"Breeding to better the breed;" is a common phrase in the dog world. But what does it actually mean? I have the chance to meet breeders of just about all the breeds there are and I love learning about each, I find the little breed specific facts facinating. But as on onlooker and lover of all it sometimes makes me laugh when I hear people say things like "oh this breed should not be an outside dog," or "this breed must have training and socializing." Because that is a blanket statement.
Yes there are breed specific hardwired behaviors - “Hardwired” is often used loosely to refer to functions that are innate and unlearned in living systems: “The ability to perceive objects in a certain way appears to be hardwired into the brains of mammals.” Hardwired behaviors can be very breed specific; from herding, chasing, swimming etc. There are hardwired behaviors that are common in all dog breeds and mixes that are not breed specific like grooming, predation and communication.
Most breeds do well with other breeds, dogs speak dog. So although there are breed specific behaviors they are all much more similar than many "breed lovers" would like to admit. The breed specifics that makes us want a certain breed are more the external behaviors, surface stuff so to speak. Are they the relaxed type, high strung, retrieving maniacs, guard dog type or live to please guys?

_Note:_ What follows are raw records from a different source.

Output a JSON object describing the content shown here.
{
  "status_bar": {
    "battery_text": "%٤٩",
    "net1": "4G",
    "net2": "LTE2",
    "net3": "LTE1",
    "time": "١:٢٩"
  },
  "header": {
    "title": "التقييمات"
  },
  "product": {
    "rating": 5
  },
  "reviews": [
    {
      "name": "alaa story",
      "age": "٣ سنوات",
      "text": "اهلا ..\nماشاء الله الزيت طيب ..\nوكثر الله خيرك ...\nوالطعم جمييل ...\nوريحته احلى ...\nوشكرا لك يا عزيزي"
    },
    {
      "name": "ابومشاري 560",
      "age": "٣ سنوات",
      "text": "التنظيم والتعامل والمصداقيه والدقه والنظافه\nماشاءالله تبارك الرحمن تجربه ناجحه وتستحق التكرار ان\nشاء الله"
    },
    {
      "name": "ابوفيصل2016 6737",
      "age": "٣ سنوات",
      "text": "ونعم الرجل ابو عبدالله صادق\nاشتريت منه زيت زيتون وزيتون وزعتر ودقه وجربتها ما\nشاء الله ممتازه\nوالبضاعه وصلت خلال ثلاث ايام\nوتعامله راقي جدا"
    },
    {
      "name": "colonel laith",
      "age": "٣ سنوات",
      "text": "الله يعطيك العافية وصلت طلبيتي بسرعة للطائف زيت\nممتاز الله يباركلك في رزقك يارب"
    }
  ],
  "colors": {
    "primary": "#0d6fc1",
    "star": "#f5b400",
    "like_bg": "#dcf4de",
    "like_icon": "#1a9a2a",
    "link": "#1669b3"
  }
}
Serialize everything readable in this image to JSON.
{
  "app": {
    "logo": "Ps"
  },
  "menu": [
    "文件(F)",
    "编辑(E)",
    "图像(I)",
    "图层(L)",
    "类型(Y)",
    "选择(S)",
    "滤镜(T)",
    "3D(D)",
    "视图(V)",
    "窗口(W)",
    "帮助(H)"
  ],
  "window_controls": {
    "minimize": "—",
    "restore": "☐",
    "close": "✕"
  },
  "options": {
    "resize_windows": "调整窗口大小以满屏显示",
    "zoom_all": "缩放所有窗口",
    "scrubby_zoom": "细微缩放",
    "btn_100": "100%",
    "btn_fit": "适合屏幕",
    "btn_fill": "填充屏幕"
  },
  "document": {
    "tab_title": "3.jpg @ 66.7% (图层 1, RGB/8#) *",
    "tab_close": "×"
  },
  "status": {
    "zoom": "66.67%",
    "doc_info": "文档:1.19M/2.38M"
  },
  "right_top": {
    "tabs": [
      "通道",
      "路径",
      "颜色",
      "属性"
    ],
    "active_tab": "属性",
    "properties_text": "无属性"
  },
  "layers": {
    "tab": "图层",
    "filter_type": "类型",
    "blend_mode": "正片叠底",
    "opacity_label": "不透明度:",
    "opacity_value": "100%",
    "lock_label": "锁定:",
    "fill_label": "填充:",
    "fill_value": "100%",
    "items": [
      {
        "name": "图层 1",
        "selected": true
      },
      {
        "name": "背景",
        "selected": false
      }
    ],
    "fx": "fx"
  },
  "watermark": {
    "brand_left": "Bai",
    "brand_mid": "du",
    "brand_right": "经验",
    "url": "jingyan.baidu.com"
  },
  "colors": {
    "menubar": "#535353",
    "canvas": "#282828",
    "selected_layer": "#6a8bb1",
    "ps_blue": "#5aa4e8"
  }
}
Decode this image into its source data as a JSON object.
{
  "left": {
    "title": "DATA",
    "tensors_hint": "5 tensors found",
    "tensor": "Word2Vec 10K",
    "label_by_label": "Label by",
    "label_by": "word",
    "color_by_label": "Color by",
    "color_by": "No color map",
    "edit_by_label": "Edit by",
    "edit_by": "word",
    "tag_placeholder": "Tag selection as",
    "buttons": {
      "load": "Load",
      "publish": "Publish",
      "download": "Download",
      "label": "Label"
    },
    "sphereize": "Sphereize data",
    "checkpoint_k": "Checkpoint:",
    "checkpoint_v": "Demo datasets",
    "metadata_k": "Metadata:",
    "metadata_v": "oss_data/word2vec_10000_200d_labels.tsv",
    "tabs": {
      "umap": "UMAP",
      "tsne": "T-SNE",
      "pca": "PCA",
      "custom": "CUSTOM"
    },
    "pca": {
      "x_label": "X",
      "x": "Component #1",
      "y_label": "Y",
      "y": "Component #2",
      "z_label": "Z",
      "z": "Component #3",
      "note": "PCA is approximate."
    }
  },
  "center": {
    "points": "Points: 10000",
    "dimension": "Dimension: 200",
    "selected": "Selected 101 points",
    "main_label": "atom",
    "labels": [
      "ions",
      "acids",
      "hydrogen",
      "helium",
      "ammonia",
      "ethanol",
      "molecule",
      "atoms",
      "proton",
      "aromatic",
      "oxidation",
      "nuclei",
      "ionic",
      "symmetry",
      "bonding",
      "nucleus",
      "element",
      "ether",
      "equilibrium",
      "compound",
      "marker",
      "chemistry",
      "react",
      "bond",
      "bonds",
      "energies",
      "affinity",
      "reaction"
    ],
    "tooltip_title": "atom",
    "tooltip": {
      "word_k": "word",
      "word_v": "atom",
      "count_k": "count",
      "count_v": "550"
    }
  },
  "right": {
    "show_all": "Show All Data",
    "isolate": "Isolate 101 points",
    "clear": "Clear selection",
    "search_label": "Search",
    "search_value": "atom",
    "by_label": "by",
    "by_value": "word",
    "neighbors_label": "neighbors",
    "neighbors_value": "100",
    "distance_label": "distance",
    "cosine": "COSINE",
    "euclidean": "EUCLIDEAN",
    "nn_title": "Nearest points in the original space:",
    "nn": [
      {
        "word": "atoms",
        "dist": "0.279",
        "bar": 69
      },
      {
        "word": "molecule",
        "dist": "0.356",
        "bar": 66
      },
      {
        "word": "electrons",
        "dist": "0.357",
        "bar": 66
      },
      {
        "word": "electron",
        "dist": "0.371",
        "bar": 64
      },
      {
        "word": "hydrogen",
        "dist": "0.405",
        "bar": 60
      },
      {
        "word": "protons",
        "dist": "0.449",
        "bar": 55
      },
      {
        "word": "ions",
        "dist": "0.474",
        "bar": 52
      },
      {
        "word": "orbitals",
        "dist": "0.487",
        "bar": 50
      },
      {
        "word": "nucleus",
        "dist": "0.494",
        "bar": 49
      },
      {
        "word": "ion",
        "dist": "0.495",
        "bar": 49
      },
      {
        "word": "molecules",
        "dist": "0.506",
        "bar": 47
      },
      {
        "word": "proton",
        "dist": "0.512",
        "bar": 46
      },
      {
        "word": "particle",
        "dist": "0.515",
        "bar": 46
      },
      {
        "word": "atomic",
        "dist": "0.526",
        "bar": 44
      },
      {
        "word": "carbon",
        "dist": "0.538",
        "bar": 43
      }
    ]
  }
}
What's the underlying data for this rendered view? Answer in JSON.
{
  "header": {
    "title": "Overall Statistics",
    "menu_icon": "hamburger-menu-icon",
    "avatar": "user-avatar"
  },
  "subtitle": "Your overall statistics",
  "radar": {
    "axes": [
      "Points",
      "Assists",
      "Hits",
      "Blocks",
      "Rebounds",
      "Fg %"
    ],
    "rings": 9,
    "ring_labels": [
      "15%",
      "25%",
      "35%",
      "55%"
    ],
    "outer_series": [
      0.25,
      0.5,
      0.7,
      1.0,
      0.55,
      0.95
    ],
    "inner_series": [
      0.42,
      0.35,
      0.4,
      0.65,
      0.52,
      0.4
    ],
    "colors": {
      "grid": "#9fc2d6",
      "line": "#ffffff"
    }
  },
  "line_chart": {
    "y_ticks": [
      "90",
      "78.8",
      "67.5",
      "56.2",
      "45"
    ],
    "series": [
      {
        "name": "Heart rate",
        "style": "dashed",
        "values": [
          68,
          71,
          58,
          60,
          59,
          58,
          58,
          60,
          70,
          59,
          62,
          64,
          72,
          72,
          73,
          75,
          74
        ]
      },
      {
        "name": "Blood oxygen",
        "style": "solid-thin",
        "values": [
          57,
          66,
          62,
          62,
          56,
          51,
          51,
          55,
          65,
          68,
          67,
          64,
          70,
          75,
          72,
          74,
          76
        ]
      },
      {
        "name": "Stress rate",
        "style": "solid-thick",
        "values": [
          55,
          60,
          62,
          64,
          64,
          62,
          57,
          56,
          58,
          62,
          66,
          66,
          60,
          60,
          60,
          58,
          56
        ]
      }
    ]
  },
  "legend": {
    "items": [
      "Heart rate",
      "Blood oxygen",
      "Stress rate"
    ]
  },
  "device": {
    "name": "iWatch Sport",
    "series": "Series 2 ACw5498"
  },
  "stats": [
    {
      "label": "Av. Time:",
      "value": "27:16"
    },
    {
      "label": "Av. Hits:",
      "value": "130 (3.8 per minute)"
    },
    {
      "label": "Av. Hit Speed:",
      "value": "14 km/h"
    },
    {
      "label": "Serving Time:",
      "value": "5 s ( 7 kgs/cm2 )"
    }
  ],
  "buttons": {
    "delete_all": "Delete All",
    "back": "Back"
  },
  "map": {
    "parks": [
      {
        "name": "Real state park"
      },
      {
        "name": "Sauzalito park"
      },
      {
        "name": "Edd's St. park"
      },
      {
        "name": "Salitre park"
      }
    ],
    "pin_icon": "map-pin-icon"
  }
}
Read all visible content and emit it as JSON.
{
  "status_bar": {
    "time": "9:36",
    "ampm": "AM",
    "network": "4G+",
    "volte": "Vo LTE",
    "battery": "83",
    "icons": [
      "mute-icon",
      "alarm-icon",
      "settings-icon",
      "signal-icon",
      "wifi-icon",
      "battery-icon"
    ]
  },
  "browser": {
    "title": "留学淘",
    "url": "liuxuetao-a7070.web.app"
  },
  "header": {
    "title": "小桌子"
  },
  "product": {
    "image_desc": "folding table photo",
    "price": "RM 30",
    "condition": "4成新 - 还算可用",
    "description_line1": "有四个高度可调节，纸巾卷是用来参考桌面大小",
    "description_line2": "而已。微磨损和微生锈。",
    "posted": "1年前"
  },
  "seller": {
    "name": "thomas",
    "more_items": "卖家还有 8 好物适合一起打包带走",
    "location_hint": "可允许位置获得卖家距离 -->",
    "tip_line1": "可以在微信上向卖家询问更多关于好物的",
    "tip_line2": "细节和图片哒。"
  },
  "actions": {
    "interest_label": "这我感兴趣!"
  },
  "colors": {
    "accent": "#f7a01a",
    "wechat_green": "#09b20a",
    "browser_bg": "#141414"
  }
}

I sort of look at hardwired behaviors as having two distinct levels or tiers, the all dog hardwired behaviors and then the breed specific hardwired behaviors. And the second tier hardwired behaviors are the ones we pick and choose from. Some of the toy breeds having had most of their predatory behaviors bred out; being bred strictly as companion dogs can happily coexist with birds and rodents. Where other breeds who have not been bred as strictly companion dogs have a hardwired reaction to rodents and birds which is very predatory.
Human intervention has made one species very different; what started out as one has become many indeed.